La Delicatesse: Everything Good and Proper The Mentality Concerning Women Murderesses in America, 1890-1920

DeRosa University Center, Room 211 A/B

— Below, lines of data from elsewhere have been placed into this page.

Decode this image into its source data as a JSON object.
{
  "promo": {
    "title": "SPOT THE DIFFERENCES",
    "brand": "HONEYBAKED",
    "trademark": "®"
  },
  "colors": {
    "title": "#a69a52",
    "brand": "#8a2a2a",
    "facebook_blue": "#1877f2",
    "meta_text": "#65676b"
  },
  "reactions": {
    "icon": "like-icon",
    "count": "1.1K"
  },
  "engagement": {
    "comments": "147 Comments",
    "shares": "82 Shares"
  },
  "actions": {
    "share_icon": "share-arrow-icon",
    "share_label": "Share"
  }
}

At the turn of the nineteenth century, Americans were not sure how to deal with women committing murder. This was a phenomenon that had occurred previously, but had never been made public. With the prevalence of major newspaper reporting and the increase of yellow journalism, the delicate image of women was called into question. The traditional image of a Victorian woman was in revolution. This paper reconstructs the social perspective of “murderesses” by using primary source accounts from historical newspapers. Through three case studies from around the country, the patriarchy of the 19th century comes into clear focus through the socially acceptable image of the perfect woman and femininity, even in suspected murderers. The analysis includes the overall mentality of the populace, a section on the history of three notorious women—Lizzie Borden, Emma LeDoux, and Belle Gunness—and the reactions to their crimes. This paper demonstrates the power of patriarchal ideas during a period of considerable social change.